Scope: Reference servers

dna
CommandPREFIX/das/DSN/dna?segment=RANGE[;segment=RANGE]
Function: Retrieves the DNA associated with a subsequence
Scope: Reference servers

sequence
CommandPREFIX/das/DSN/sequence?segment=RANGE[;segment=RANGE]
Function: Retrieves the sequence associated with a subsequence
Scope: Reference servers

types
CommandPREFIX/das/DSN/types[?segment=RANGE][;segment=RANGE][;type=TYPE]
[;type=TYPE]
Function: Retrieves the types available for a segment of a sequence
Scope: Reference and annotation servers

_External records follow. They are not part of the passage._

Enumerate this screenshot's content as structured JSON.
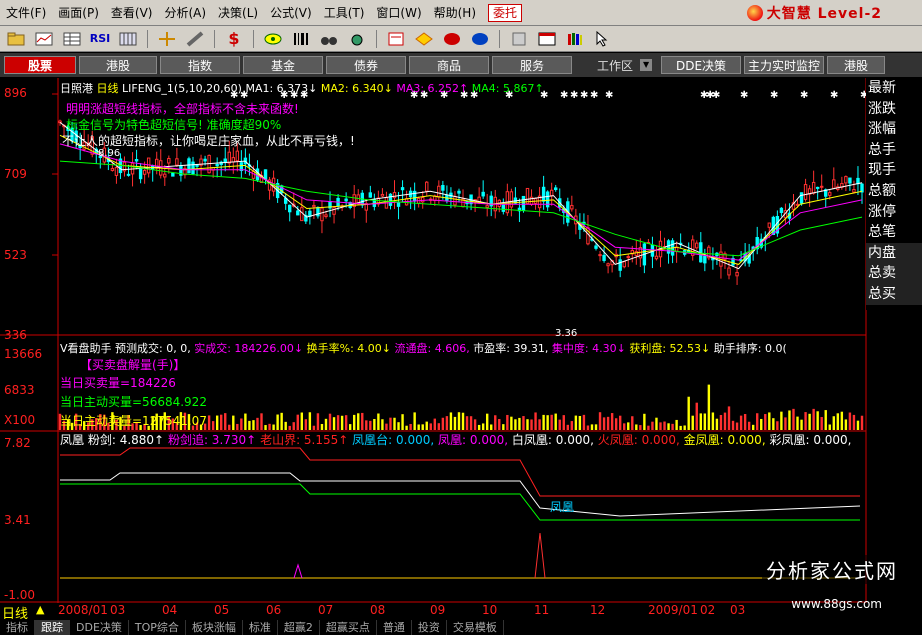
{
  "menubar": {
    "items": [
      "文件(F)",
      "画面(P)",
      "查看(V)",
      "分析(A)",
      "决策(L)",
      "公式(V)",
      "工具(T)",
      "窗口(W)",
      "帮助(H)"
    ],
    "entrust": "委托",
    "brand": "大智慧 Level-2"
  },
  "toolbar": {
    "rsi_label": "RSI"
  },
  "market_bar": {
    "buttons": [
      "股票",
      "港股",
      "指数",
      "基金",
      "债券",
      "商品",
      "服务"
    ],
    "workspace": "工作区",
    "dde": "DDE决策",
    "monitor": "主力实时监控",
    "hk": "港股"
  },
  "main_chart": {
    "stock_name": "日照港",
    "period": "日线",
    "indicator": "LIFENG_1(5,10,20,60)",
    "ma1": "MA1: 6.373↓",
    "ma2": "MA2: 6.340↓",
    "ma3": "MA3: 6.252↑",
    "ma4": "MA4: 5.867↑",
    "line1": "明明涨超短线指标，全部指标不含未来函数!",
    "line2": "标金信号为特色超短信号! 准确度超90%",
    "line3": "不让人的超短指标，让你喝足庄家血，从此不再亏钱，!",
    "high_label": "8.96",
    "low_label": "3.36",
    "y_ticks": [
      "896",
      "709",
      "523",
      "336"
    ]
  },
  "volume_panel": {
    "title": "V看盘助手",
    "fields": [
      "预测成交: 0, 0,",
      "实成交: 184226.00↓",
      "换手率%: 4.00↓",
      "流通盘: 4.606,",
      "市盈率: 39.31,",
      "集中度: 4.30↓",
      "获利盘: 52.53↓",
      "助手排序: 0.0("
    ],
    "sub_title": "【买卖盘解量(手)】",
    "buy_sell": "当日买卖量=184226",
    "main_buy": "当日主动买量=56684.922",
    "main_sell": "当日主动卖量=127541.07",
    "y_ticks": [
      "13666",
      "6833",
      "X100"
    ]
  },
  "phoenix_panel": {
    "fields": [
      "凤凰",
      "粉剑: 4.880↑",
      "粉剑追: 3.730↑",
      "老山界: 5.155↑",
      "凤凰台: 0.000,",
      "凤凰: 0.000,",
      "白凤凰: 0.000,",
      "火凤凰: 0.000,",
      "金凤凰: 0.000,",
      "彩凤凰: 0.000,"
    ],
    "label_in_chart": "凤凰",
    "y_ticks": [
      "7.82",
      "3.41",
      "-1.00"
    ]
  },
  "right_panel": {
    "items": [
      "最新",
      "涨跌",
      "涨幅",
      "总手",
      "现手",
      "总额",
      "涨停",
      "总笔",
      "内盘",
      "总卖",
      "总买"
    ]
  },
  "dates": [
    "2008/01",
    "03",
    "04",
    "05",
    "06",
    "07",
    "08",
    "09",
    "10",
    "11",
    "12",
    "2009/01",
    "02",
    "03"
  ],
  "bottom": {
    "period_label": "日线",
    "tabs": [
      "指标",
      "跟踪",
      "DDE决策",
      "TOP综合",
      "板块涨幅",
      "标准",
      "超赢2",
      "超赢买点",
      "普通",
      "投资",
      "交易模板"
    ]
  },
  "watermark": {
    "text": "分析家公式网",
    "url": "www.88gs.com"
  },
  "chart_data": {
    "type": "line",
    "x": [
      "2008/01",
      "03",
      "04",
      "05",
      "06",
      "07",
      "08",
      "09",
      "10",
      "11",
      "12",
      "2009/01",
      "02",
      "03"
    ],
    "series": [
      {
        "name": "MA1",
        "values": [
          8.3,
          7.2,
          7.3,
          7.4,
          6.1,
          6.5,
          6.7,
          6.4,
          6.6,
          5.0,
          5.5,
          4.9,
          6.6,
          6.9
        ]
      },
      {
        "name": "MA2",
        "values": [
          8.0,
          7.3,
          7.2,
          7.3,
          6.3,
          6.4,
          6.6,
          6.4,
          6.5,
          5.2,
          5.4,
          5.0,
          6.4,
          6.7
        ]
      },
      {
        "name": "MA3",
        "values": [
          7.8,
          7.4,
          7.2,
          7.2,
          6.5,
          6.4,
          6.5,
          6.4,
          6.4,
          5.4,
          5.3,
          5.1,
          6.2,
          6.5
        ]
      },
      {
        "name": "MA4",
        "values": [
          7.4,
          7.3,
          7.1,
          7.0,
          6.7,
          6.5,
          6.4,
          6.3,
          6.2,
          5.7,
          5.3,
          5.2,
          5.8,
          6.1
        ]
      }
    ],
    "ylim": [
      3.36,
      8.96
    ],
    "title": "日照港 日线"
  }
}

features
CommandPREFIX/das/DSN/features?segment=REF:start,stop[;segment=REF:start,stop]
[;type=TYPE][;type=TYPE][;category=CATEGORY][;category=CATEGORY]
Function: Retrieves the annotations across a segment
Scope: Reference and annotation servers

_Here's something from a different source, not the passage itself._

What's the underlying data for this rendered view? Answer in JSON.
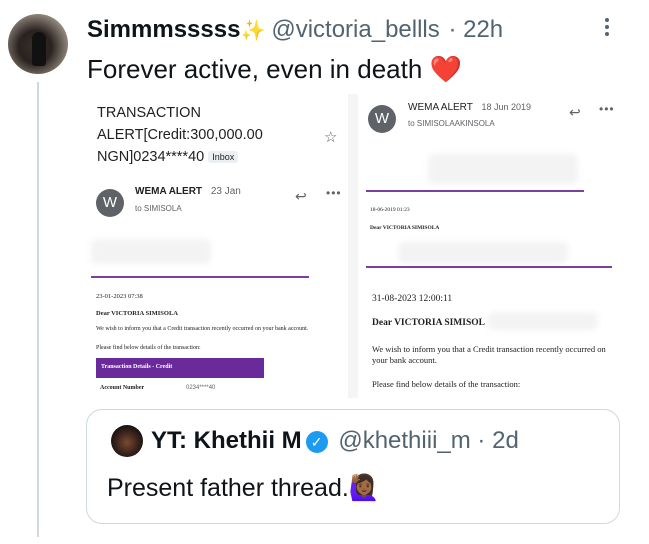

link
CommandPREFIX/das/DSN/link?field=TAG;id=ID
Function: Retrieves and HTML page describing human-readable information about an annotation
Scope: Annotation servers

stylesheet
CommandPREFIX/das/DSN/stylesheet
Function: Retrieves a stylesheet for the given
Scope: Annotation servers

Genome Assembly

In a client application, Genome Assembly consists of moving "up" or "down" (the nomenclature of the Specs, analogous to zooming "in" or "out"), along component children and supercomponent parent(s) 1. Genome Assembly occurs only upon Reference Servers, a necessary deduction from its definition. This data is contained within the TYPE description for a feature. (Cf. Specs: "Fetching Sequence Assemblies.)

Thus, in describing such a paradigm, the Specs appear to convey that the client application will have to assemble information for a given segment from its component children (i.e., moving down). (E.g., a requested segment of a chromosome must be composed by the assembly of several contigs.) Conversely, this paradigm simply facilitates the client application to visit the supercomponent category (i.e., moving up). (E.g., a user would like to zoom out from a contig to view the entire chromosome.) However, the programmer should note well that it is a logical possibility for a segment to span more than one supercomponent parent (e.g., a segment may span two contigs).


 

1 Following Lincoln Stein, I use the words component and supercomponent to refer to categories alone. (E.g., the category contig is a component of the category chromosome, whereas chromosome is a supercomponent of contig.) I shall use the words children and parent(s) to refer to entities of the given category. (E.g., contigs 17, 18, 19, and 20 are the children of the parent chromosome 4.)